* PROBLEM REQUIREMENTS: Extract the text of every entry below exactly; leave images out.

######

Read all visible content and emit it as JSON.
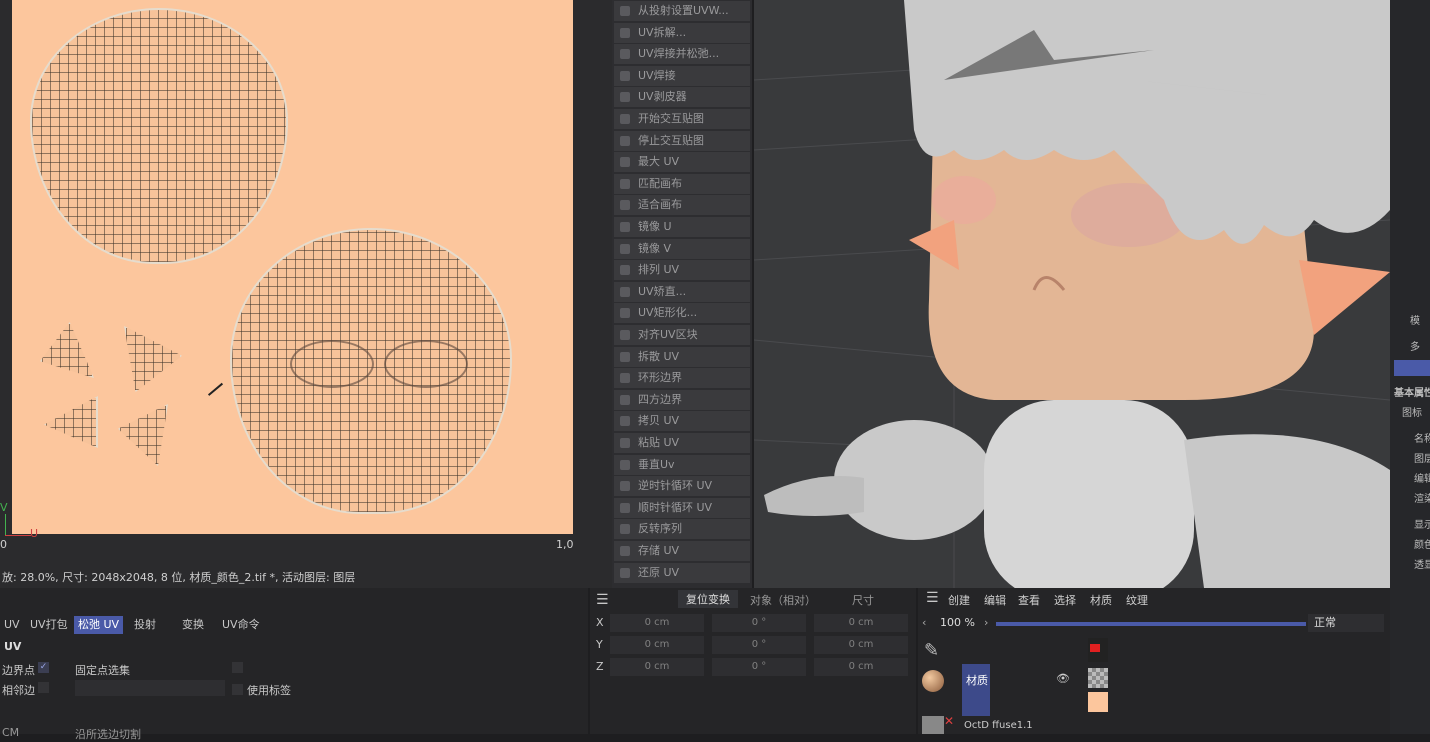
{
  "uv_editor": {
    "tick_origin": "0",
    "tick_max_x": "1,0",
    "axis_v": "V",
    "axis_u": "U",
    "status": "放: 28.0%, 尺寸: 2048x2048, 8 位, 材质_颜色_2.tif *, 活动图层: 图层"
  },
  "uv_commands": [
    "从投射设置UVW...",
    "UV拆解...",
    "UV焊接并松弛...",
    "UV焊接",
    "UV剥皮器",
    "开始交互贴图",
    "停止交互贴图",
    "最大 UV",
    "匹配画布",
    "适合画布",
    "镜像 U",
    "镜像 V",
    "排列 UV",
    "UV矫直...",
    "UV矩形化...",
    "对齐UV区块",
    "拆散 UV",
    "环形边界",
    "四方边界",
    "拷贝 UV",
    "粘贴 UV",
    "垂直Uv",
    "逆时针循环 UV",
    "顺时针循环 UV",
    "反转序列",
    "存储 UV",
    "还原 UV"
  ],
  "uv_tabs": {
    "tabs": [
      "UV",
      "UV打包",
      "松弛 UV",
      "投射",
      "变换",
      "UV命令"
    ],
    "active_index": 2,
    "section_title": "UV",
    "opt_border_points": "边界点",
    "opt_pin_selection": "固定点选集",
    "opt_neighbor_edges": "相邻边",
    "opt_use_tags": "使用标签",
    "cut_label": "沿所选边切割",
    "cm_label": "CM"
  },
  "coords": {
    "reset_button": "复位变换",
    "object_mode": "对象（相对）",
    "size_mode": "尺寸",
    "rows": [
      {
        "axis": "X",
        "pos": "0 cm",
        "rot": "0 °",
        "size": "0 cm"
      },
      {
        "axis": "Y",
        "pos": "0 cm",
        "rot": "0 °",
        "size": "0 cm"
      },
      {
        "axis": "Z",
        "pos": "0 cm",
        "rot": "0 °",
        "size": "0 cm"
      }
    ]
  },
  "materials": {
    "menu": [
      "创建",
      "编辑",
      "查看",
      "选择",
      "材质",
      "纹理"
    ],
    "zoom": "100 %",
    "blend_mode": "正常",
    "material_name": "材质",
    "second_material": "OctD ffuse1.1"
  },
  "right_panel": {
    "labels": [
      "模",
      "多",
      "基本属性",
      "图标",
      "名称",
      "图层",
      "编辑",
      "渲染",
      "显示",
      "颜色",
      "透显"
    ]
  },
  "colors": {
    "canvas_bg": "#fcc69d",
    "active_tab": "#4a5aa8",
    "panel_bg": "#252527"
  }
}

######

* EXERCISE RESULT:
Read all visible content and emit it as JSON.
{
  "uv_editor": {
    "tick_origin": "0",
    "tick_max_x": "1,0",
    "axis_v": "V",
    "axis_u": "U",
    "status": "放: 28.0%, 尺寸: 2048x2048, 8 位, 材质_颜色_2.tif *, 活动图层: 图层"
  },
  "uv_commands": [
    "从投射设置UVW...",
    "UV拆解...",
    "UV焊接并松弛...",
    "UV焊接",
    "UV剥皮器",
    "开始交互贴图",
    "停止交互贴图",
    "最大 UV",
    "匹配画布",
    "适合画布",
    "镜像 U",
    "镜像 V",
    "排列 UV",
    "UV矫直...",
    "UV矩形化...",
    "对齐UV区块",
    "拆散 UV",
    "环形边界",
    "四方边界",
    "拷贝 UV",
    "粘贴 UV",
    "垂直Uv",
    "逆时针循环 UV",
    "顺时针循环 UV",
    "反转序列",
    "存储 UV",
    "还原 UV"
  ],
  "uv_tabs": {
    "tabs": [
      "UV",
      "UV打包",
      "松弛 UV",
      "投射",
      "变换",
      "UV命令"
    ],
    "active_index": 2,
    "section_title": "UV",
    "opt_border_points": "边界点",
    "opt_pin_selection": "固定点选集",
    "opt_neighbor_edges": "相邻边",
    "opt_use_tags": "使用标签",
    "cut_label": "沿所选边切割",
    "cm_label": "CM"
  },
  "coords": {
    "reset_button": "复位变换",
    "object_mode": "对象（相对）",
    "size_mode": "尺寸",
    "rows": [
      {
        "axis": "X",
        "pos": "0 cm",
        "rot": "0 °",
        "size": "0 cm"
      },
      {
        "axis": "Y",
        "pos": "0 cm",
        "rot": "0 °",
        "size": "0 cm"
      },
      {
        "axis": "Z",
        "pos": "0 cm",
        "rot": "0 °",
        "size": "0 cm"
      }
    ]
  },
  "materials": {
    "menu": [
      "创建",
      "编辑",
      "查看",
      "选择",
      "材质",
      "纹理"
    ],
    "zoom": "100 %",
    "blend_mode": "正常",
    "material_name": "材质",
    "second_material": "OctD ffuse1.1"
  },
  "right_panel": {
    "labels": [
      "模",
      "多",
      "基本属性",
      "图标",
      "名称",
      "图层",
      "编辑",
      "渲染",
      "显示",
      "颜色",
      "透显"
    ]
  },
  "colors": {
    "canvas_bg": "#fcc69d",
    "active_tab": "#4a5aa8",
    "panel_bg": "#252527"
  }
}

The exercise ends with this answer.